Scapolites in the calc-silicate assemblage are, however, characterised by slightly higher amounts of Cl (XCl=0.37-0.42) than those from metapelitic scapolites (XCl=0.16-0.28). The calculated composition of the fluids coexisting with scapolite are therefore also more saline in the calc-silicate assemblage (XNaCl fluid calc-silicates: 0.31-0.38) than in the metapelites (0.13-0.18). Fluid composition is, however, very consistent within the group of metapelitic scapolite over a large regional area. Scapolite crystallised syn- to late metamorphically with respect to (retrograde) Eoalpine amphibolite and preceding eclogite facies metamorphism.

Several types of fluid inclusions, predominantly of secondary origin, occur in quartz associated with scapolite. CO2-dominated fluids with minor contents of CH4 (max. 14 mol %) show variable densities. Maximum densities (1.13 g/cm3) were found in scapolite-quartz rocks, whereas less dense CO2 inclusions (0.7-1.13 g/cm3) are more common in scapolite-free discordant quartz veins (Fig. 1). A second type of inclusions contain aqueous highly saline H2O-salt fluids which homogenise between 170 and 210°C. The salinities of fluid inclusions containing halite daughter crystals range between 31 and 38 % NaCl equivalent.

Formation of scapolite rocks is related to metasomatic metamorphic processes. No indication for a metaevaporitic or pegmatitic origin, two genetic models proposed in previous studies, were found. Scapolite formed in the presence of moderately to strongly saline metamorphic fluids during the retrograde stages of Eoalpine metamorphism which is characterised by strong isothermal decompression.


Miller, C., Schweiz. Min. Petr. Mitt. 70, 287-300 (1990).

Raith, J. G. & Högelsberger, H., Mitt. Öster. Min. Ges. 139, 169-183 (1993).

Thöni, M. & Jagoutz, E., Geochim. Cosmochim. Acta 56, 347-368 (1992).

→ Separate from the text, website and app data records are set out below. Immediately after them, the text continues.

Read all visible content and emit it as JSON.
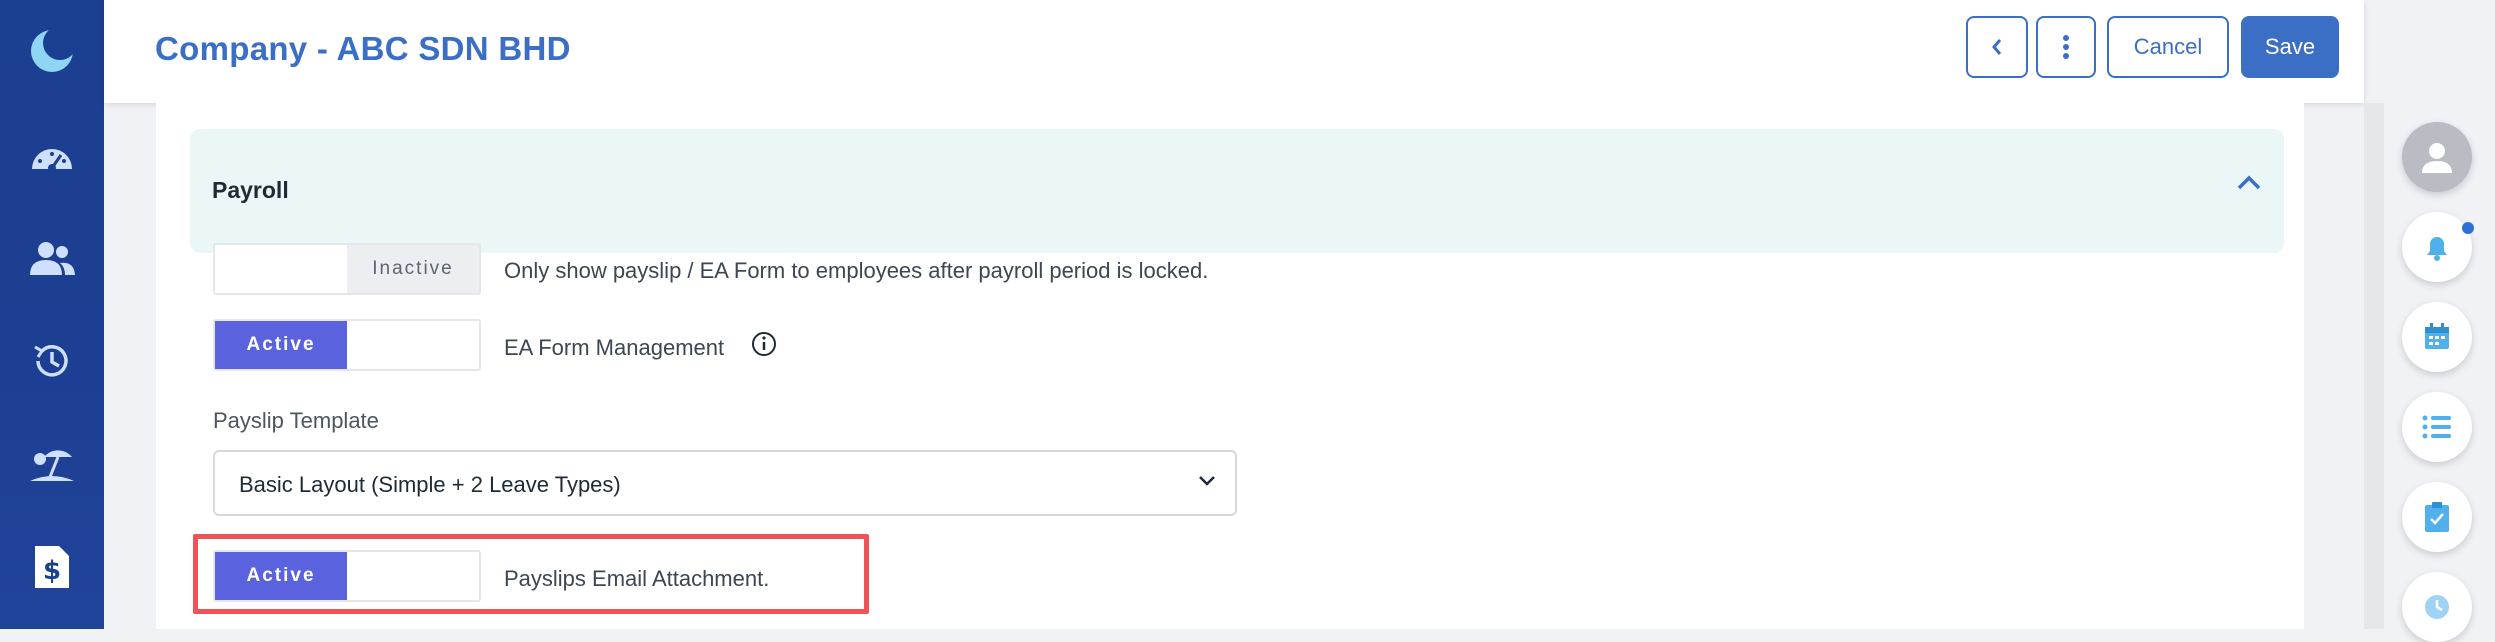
{
  "header": {
    "title": "Company - ABC SDN BHD",
    "buttons": {
      "back": "back",
      "more": "more",
      "cancel": "Cancel",
      "save": "Save"
    }
  },
  "nav": {
    "items": [
      "logo-icon",
      "dashboard-icon",
      "people-icon",
      "history-icon",
      "leave-icon",
      "payroll-icon"
    ],
    "accent": "#1d3f93"
  },
  "section": {
    "title": "Payroll"
  },
  "settings": [
    {
      "state": "Inactive",
      "label": "Only show payslip / EA Form to employees after payroll period is locked."
    },
    {
      "state": "Active",
      "label": "EA Form Management"
    }
  ],
  "payslip_template": {
    "label": "Payslip Template",
    "selected": "Basic Layout (Simple + 2 Leave Types)"
  },
  "email_attachment": {
    "state": "Active",
    "label": "Payslips Email Attachment."
  },
  "colors": {
    "primary": "#3b6fc6",
    "toggle_active": "#5a63dd",
    "highlight": "#ef5358",
    "section_bg": "#eaf7f6"
  }
}
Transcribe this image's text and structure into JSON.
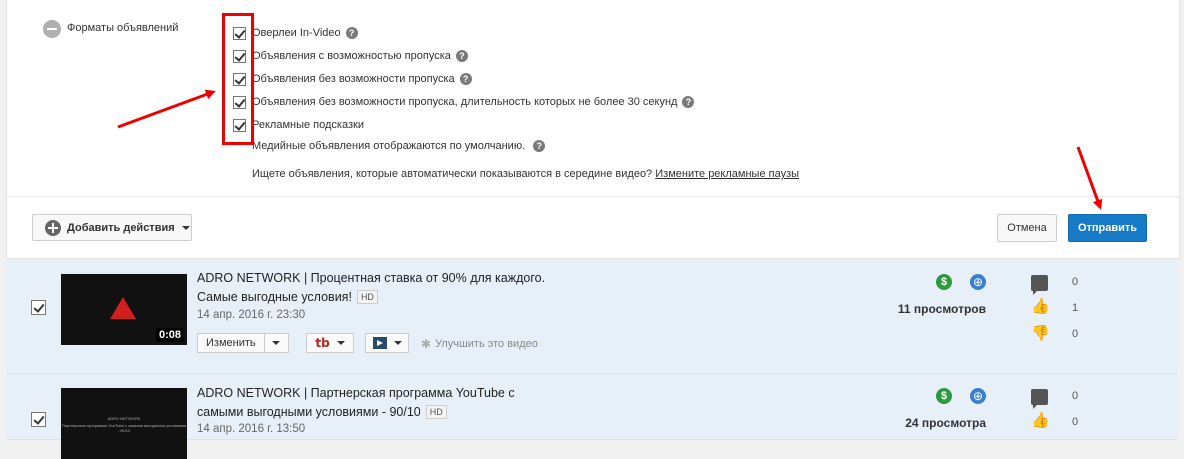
{
  "ad_formats": {
    "section_label": "Форматы объявлений",
    "options": [
      {
        "label": "Оверлеи In-Video",
        "checked": true
      },
      {
        "label": "Объявления с возможностью пропуска",
        "checked": true
      },
      {
        "label": "Объявления без возможности пропуска",
        "checked": true
      },
      {
        "label": "Объявления без возможности пропуска, длительность которых не более 30 секунд",
        "checked": true
      },
      {
        "label": "Рекламные подсказки",
        "checked": true
      }
    ],
    "media_note": "Медийные объявления отображаются по умолчанию.",
    "midroll_question": "Ищете объявления, которые автоматически показываются в середине видео?",
    "midroll_link": "Измените рекламные паузы",
    "help_glyph": "?"
  },
  "actions": {
    "add_actions": "Добавить действия",
    "cancel": "Отмена",
    "submit": "Отправить"
  },
  "videos": [
    {
      "title_line1": "ADRO NETWORK | Процентная ставка от 90% для каждого.",
      "title_line2": "Самые выгодные условия!",
      "hd": "HD",
      "date": "14 апр. 2016 г. 23:30",
      "duration": "0:08",
      "edit": "Изменить",
      "improve": "Улучшить это видео",
      "views": "11 просмотров",
      "comments": "0",
      "likes": "1",
      "dislikes": "0"
    },
    {
      "title_line1": "ADRO NETWORK | Партнерская программа YouTube с",
      "title_line2": "самыми выгодными условиями - 90/10",
      "hd": "HD",
      "date": "14 апр. 2016 г. 13:50",
      "thumb_text_1": "ADRO NETWORK",
      "thumb_text_2": "Партнерская программа YouTube с самыми выгодными условиями - 90/10",
      "views": "24 просмотра",
      "comments": "0",
      "likes": "0"
    }
  ],
  "icons": {
    "dollar": "$",
    "globe": "⊕",
    "like": "👍",
    "dislike": "👎",
    "sparkle": "✱"
  },
  "colors": {
    "accent": "#167ac6",
    "annotation": "#e00000",
    "monetization": "#2c9a3d",
    "row_bg": "#e7f0f8"
  }
}
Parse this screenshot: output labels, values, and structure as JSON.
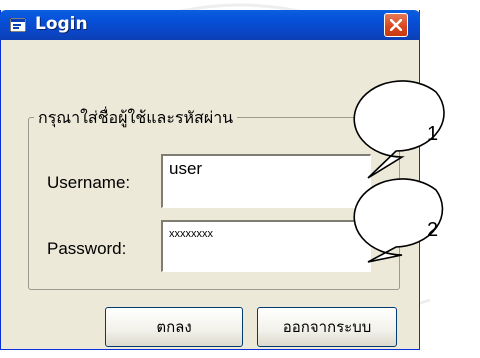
{
  "window": {
    "title": "Login",
    "close_label": "Close"
  },
  "form": {
    "group_title": "กรุณาใส่ชื่อผู้ใช้และรหัสผ่าน",
    "username_label": "Username:",
    "username_value": "user",
    "password_label": "Password:",
    "password_value": "xxxxxxxx"
  },
  "buttons": {
    "ok_label": "ตกลง",
    "exit_label": "ออกจากระบบ"
  },
  "callouts": {
    "first": "1",
    "second": "2"
  },
  "colors": {
    "titlebar": "#0a5fe0",
    "window_bg": "#ece9d8",
    "close_button": "#d9491f"
  }
}
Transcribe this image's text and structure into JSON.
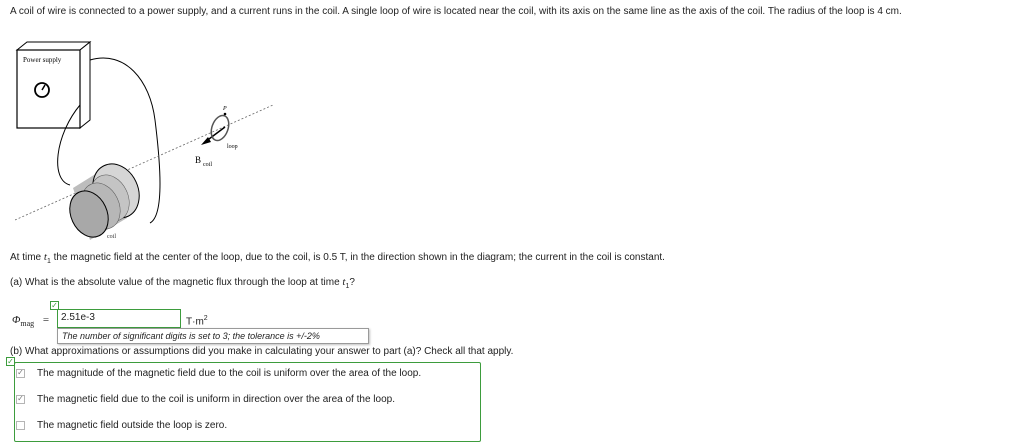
{
  "intro_text": "A coil of wire is connected to a power supply, and a current runs in the coil. A single loop of wire is located near the coil, with its axis on the same line as the axis of the coil. The radius of the loop is 4 cm.",
  "figure": {
    "power_supply_label": "Power supply",
    "p_label": "P",
    "loop_label": "loop",
    "b_label": "B",
    "b_sub": "coil",
    "coil_label": "coil"
  },
  "statement": {
    "pre": "At time ",
    "t": "t",
    "t_sub": "1",
    "post": " the magnetic field at the center of the loop, due to the coil, is 0.5 T, in the direction shown in the diagram; the current in the coil is constant."
  },
  "part_a": {
    "pre": "(a) What is the absolute value of the magnetic flux through the loop at time ",
    "t": "t",
    "t_sub": "1",
    "post": "?",
    "phi_symbol": "Φ",
    "phi_sub": "mag",
    "equals": "=",
    "answer_value": "2.51e-3",
    "unit": "T·m",
    "unit_exp": "2",
    "tooltip": "The number of significant digits is set to 3; the tolerance is +/-2%"
  },
  "part_b": {
    "question": "(b) What approximations or assumptions did you make in calculating your answer to part (a)? Check all that apply.",
    "options": [
      {
        "label": "The magnitude of the magnetic field due to the coil is uniform over the area of the loop.",
        "checked": true
      },
      {
        "label": "The magnetic field due to the coil is uniform in direction over the area of the loop.",
        "checked": true
      },
      {
        "label": "The magnetic field outside the loop is zero.",
        "checked": false
      }
    ]
  },
  "colors": {
    "correct_green": "#3d9c3d",
    "text": "#222222"
  }
}
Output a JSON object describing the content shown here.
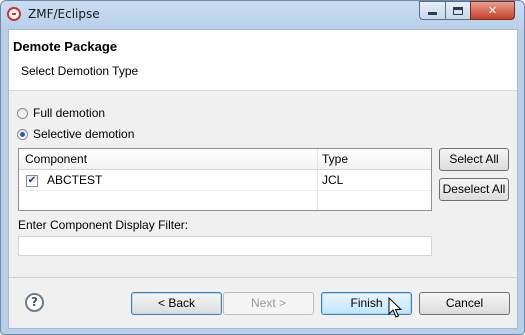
{
  "window": {
    "title": "ZMF/Eclipse"
  },
  "header": {
    "title": "Demote Package",
    "subtitle": "Select Demotion Type"
  },
  "options": {
    "full_label": "Full demotion",
    "selective_label": "Selective demotion",
    "selected": "selective"
  },
  "table": {
    "columns": [
      "Component",
      "Type"
    ],
    "rows": [
      {
        "component": "ABCTEST",
        "type": "JCL",
        "checked": true
      }
    ]
  },
  "side_buttons": {
    "select_all": "Select All",
    "deselect_all": "Deselect All"
  },
  "filter": {
    "label": "Enter Component Display Filter:",
    "value": ""
  },
  "footer": {
    "help": "?",
    "back_label": "< Back",
    "next_label": "Next >",
    "finish_label": "Finish",
    "cancel_label": "Cancel"
  },
  "icons": {
    "app": "zmf-eclipse-icon",
    "minimize": "minimize-icon",
    "maximize": "maximize-icon",
    "close": "close-icon",
    "help": "help-icon",
    "cursor": "mouse-pointer-icon",
    "check": "checkmark-icon"
  }
}
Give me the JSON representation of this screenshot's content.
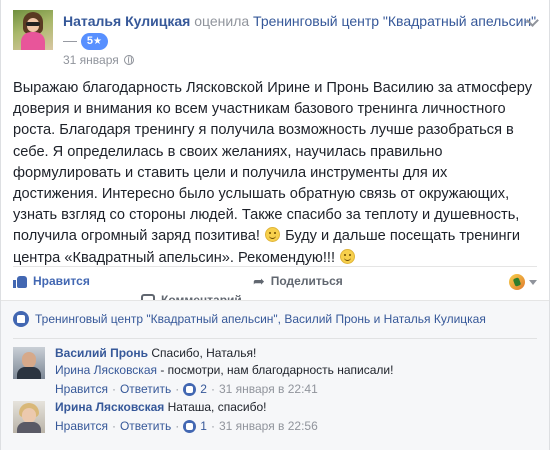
{
  "post": {
    "author": "Наталья Кулицкая",
    "action": "оценила",
    "page_name": "Тренинговый центр \"Квадратный апельсин\"",
    "dash": "—",
    "rating": "5",
    "star": "★",
    "date": "31 января",
    "text_parts": [
      "Выражаю благодарность Лясковской Ирине и Пронь Василию за атмосферу доверия и внимания ко всем участникам базового тренинга личностного роста. Благодаря тренингу я получила возможность лучше разобраться в себе. Я определилась в своих желаниях, научилась правильно формулировать и ставить цели и получила инструменты для их достижения. Интересно было услышать обратную связь от окружающих, узнать взгляд со стороны людей. Также спасибо за теплоту и душевность, получила огромный заряд позитива!",
      "Буду и дальше посещать тренинги центра «Квадратный апельсин». Рекомендую!!!"
    ]
  },
  "actions": {
    "like": "Нравится",
    "comment": "Комментарий",
    "share": "Поделиться"
  },
  "likers": "Тренинговый центр \"Квадратный апельсин\", Василий Пронь и Наталья Кулицкая",
  "comments": [
    {
      "author": "Василий Пронь",
      "text": "Спасибо, Наталья!",
      "reply_author": "Ирина Лясковская",
      "reply_text": "- посмотри, нам благодарность написали!",
      "like": "Нравится",
      "reply": "Ответить",
      "likes": "2",
      "time": "31 января в 22:41"
    },
    {
      "author": "Ирина Лясковская",
      "text": "Наташа, спасибо!",
      "like": "Нравится",
      "reply": "Ответить",
      "likes": "1",
      "time": "31 января в 22:56"
    }
  ],
  "colors": {
    "link": "#365899",
    "accent": "#4267b2",
    "badge": "#5890ff",
    "muted": "#90949c"
  }
}
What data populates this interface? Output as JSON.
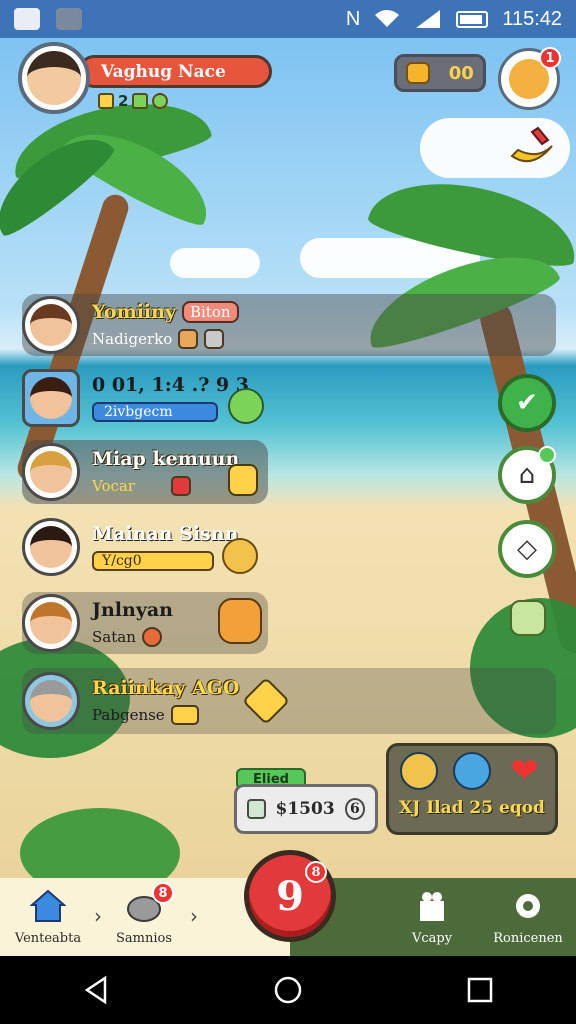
{
  "status_bar": {
    "time": "115:42",
    "icons": [
      "app-icon",
      "wand-icon",
      "nfc-icon",
      "wifi-icon",
      "signal-icon",
      "battery-icon"
    ]
  },
  "header": {
    "player_name": "Vaghug Nace",
    "stats": {
      "level": "2",
      "extra": ""
    },
    "coins": "00",
    "pet_badge": "1"
  },
  "friends": [
    {
      "name": "Yomiiny",
      "tag": "Biton",
      "sub": "Nadigerko"
    },
    {
      "name": "0 01, 1:4 .? 9 3",
      "sub": "2ivbgecm"
    },
    {
      "name": "Miap kemuun",
      "sub": "Vocar"
    },
    {
      "name": "Mainan Sisnn",
      "sub": "Y/cg0"
    },
    {
      "name": "Jnlnyan",
      "sub": "Satan"
    },
    {
      "name": "Raiinkay AGO",
      "sub": "Pabgense"
    }
  ],
  "elite": {
    "label": "Elied",
    "price": "$1503",
    "aux": "6"
  },
  "reward": {
    "text": "XJ Ilad 25 eqod"
  },
  "bottom_nav": {
    "items": [
      {
        "label": "Venteabta",
        "icon": "home-icon"
      },
      {
        "label": "Samnios",
        "icon": "friends-icon",
        "badge": "8"
      },
      {
        "label": "Vcapy",
        "icon": "gift-icon"
      },
      {
        "label": "Ronicenen",
        "icon": "gear-icon"
      }
    ],
    "play_label": "9",
    "play_badge": "8"
  },
  "colors": {
    "accent_red": "#e23a3a",
    "nav_green": "#4c6a3a",
    "name_yellow": "#ffd84a"
  }
}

Fig. 1: P-T conditions and ages of eclogite and amphibolite facies metamorphism in the Saualpe (Miller, 1990; Thöni and Jagoutz, 1992). Isochores of dense CO2 inclusions (solid lines) are consistent with formation during the retrograde decompressional amphibolite facies event; less dense CO2 inclusions (dashed lines) formed during retrograde cooling.